Usually, the agreement requires both employer and employee to accept the arbitrator's decision as binding. These are attractive clauses for employers for an obvious reason: it keeps employees from taking a potentially expensive claim to civil court. In addition, arbitration clauses can allow employers to keep allegations of sexual harassment out of the public eye, essentially keeping investors, customers, and other employees in the dark about such problems. For example, a major clothing retail company used arbitration clauses to keep sexual harassment problems in its upper echelon quiet for over a decade.
If you're considering a sexual harassment lawsuit, it's important to take any agreements that you signed either at the beginning of your employment (or even at any later time) to your sexual harrassment attorney so that he or she can review it to see if there's any arbitration clause that applies to the situation. He or she can also determine if the clause is actually enforceable.
Why might an arbitration clause be voidable?
A contract is generally unenforceable if it is particularly one-sided or overly broad and restrictive. For example, there is currently a lawsuit being pressed by the EEOC against a restaurant franchise over what may be an overly broad arbitration clause that prevents employees from communicating their complaints to the EEOC about sexual harassment on the job. The EEOC says that such policies are unlawful because it prevents the government from exercising any oversight.
There are other things that may also make a court conclude that an arbitration policy is unconscionable:
- The agreement was signed without compensation. For example, if the arbitration agreement was part of the initial employment contract, the compensation comes in the form of the job. However, if the arbitration agreement was signed later on, due to a change in company policy, there had to be some form of additional compensation given to the employee in exchange for his or her signature.
- The agreement was signed under duress. For example, the employee was intimidated into accepting the agreement, even if compensation was offered.
- The agreement was hidden. If the arbitration clause is hidden in the "fine print" of the employee contract and not clearly communicated to the employee, that could be considered unfair.
- There are unreasonably severe consequences to the employee for challenging the clause. For example, the clothing retailer previously mentioned tried to enforce a $1 million penalty for "disparagement" on employees who made a complaint of sexual harassment and lost the arbitration agreement.

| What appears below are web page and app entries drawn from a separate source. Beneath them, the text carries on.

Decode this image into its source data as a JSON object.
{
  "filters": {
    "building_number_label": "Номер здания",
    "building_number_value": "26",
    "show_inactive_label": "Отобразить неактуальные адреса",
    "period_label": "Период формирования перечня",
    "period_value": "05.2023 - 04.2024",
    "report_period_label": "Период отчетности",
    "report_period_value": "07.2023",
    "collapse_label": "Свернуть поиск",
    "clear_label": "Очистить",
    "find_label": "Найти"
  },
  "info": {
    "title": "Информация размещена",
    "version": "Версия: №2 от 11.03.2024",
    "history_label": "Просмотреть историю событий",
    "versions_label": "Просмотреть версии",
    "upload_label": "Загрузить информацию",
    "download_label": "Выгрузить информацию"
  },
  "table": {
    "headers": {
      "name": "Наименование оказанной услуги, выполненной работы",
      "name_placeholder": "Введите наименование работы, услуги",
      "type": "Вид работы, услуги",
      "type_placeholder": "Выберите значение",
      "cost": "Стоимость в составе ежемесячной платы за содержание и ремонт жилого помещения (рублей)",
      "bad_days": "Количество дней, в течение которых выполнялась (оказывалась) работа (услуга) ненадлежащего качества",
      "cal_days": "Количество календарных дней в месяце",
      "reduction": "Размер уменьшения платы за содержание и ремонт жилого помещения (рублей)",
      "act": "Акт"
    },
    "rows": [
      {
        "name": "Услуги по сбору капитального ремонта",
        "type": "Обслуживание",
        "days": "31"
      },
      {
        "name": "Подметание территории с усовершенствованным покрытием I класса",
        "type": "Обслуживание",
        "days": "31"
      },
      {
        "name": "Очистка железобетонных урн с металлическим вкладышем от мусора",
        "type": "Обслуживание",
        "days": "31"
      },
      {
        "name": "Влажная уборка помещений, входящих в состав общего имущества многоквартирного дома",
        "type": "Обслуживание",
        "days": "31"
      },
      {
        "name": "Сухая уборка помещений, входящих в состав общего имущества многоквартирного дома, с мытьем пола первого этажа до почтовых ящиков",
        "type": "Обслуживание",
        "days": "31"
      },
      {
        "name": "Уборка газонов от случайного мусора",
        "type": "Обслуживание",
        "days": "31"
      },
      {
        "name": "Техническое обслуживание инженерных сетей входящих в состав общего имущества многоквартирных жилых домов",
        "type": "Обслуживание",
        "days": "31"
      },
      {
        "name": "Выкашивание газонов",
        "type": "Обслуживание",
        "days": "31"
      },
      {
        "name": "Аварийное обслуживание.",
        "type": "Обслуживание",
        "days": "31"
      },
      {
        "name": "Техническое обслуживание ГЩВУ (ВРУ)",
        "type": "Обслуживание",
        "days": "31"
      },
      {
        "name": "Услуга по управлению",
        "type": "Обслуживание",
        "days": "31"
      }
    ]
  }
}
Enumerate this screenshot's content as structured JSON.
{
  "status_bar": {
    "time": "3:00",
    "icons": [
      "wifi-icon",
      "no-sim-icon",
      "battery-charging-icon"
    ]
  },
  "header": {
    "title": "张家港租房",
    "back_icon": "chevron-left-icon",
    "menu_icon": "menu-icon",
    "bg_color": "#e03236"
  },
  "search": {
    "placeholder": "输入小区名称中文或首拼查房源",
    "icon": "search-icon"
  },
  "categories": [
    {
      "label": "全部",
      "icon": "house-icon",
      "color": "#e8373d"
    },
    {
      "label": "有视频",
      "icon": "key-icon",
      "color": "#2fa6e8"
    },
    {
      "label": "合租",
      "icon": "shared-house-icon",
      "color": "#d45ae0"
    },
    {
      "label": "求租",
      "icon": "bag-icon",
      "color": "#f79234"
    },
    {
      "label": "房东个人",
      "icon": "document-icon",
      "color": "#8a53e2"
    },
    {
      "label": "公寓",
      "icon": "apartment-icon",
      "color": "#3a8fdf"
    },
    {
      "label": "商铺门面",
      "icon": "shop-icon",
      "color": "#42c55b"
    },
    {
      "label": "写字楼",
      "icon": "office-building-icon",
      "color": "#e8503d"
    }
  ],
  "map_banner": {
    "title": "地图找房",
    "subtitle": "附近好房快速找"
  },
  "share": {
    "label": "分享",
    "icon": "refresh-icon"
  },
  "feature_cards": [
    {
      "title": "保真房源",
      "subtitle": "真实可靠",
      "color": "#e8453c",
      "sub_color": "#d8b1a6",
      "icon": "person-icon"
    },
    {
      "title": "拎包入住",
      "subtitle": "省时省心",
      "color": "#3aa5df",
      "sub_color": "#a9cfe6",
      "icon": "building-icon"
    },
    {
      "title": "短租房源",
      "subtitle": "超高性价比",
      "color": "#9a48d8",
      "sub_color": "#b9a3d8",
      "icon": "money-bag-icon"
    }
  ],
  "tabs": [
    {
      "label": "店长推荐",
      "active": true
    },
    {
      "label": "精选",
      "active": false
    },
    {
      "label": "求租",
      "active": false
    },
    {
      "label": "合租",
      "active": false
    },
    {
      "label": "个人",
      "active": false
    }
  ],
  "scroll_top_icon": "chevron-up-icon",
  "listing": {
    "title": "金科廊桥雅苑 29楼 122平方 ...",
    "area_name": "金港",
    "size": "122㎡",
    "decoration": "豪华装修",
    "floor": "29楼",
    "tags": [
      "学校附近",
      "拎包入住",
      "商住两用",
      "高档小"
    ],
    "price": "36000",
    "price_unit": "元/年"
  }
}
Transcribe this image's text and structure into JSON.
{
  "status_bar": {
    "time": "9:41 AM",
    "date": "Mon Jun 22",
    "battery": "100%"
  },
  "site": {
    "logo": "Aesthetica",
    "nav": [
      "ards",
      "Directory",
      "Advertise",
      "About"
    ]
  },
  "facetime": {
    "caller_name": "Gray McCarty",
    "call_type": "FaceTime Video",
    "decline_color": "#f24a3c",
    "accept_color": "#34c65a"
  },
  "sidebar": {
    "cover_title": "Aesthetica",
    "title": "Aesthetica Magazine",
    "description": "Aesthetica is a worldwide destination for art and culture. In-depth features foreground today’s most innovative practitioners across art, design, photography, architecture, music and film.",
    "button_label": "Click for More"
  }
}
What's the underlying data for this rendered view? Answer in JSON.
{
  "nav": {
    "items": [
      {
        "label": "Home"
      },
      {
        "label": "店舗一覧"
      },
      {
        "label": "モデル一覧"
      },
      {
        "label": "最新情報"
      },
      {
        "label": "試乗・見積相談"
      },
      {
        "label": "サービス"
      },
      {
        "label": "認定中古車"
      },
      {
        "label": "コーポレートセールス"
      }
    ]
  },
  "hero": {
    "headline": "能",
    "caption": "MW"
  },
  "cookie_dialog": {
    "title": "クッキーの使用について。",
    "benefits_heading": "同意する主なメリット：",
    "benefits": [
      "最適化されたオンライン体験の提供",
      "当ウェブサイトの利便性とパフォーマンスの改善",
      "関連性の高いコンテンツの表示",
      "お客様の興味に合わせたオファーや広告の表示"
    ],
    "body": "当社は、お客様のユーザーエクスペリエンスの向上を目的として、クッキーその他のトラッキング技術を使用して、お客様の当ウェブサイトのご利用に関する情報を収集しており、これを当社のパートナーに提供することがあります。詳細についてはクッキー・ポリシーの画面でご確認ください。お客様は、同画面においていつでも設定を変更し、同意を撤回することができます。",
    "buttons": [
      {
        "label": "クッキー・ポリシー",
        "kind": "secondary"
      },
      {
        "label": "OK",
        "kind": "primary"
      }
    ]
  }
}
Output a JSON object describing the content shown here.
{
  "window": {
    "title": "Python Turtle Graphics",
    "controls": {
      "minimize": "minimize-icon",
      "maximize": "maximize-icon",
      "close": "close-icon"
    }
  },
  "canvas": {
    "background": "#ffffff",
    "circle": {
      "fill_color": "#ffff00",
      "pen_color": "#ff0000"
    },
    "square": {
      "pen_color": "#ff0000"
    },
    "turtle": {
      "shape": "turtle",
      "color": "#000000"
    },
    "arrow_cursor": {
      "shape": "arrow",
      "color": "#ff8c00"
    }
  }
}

In addition, arbitration clauses have to abide by the laws of the state in which they are formed. Never assume that you are bound to an arbitration clause in a case of sexual harassment without first discussing the situation with an attorney.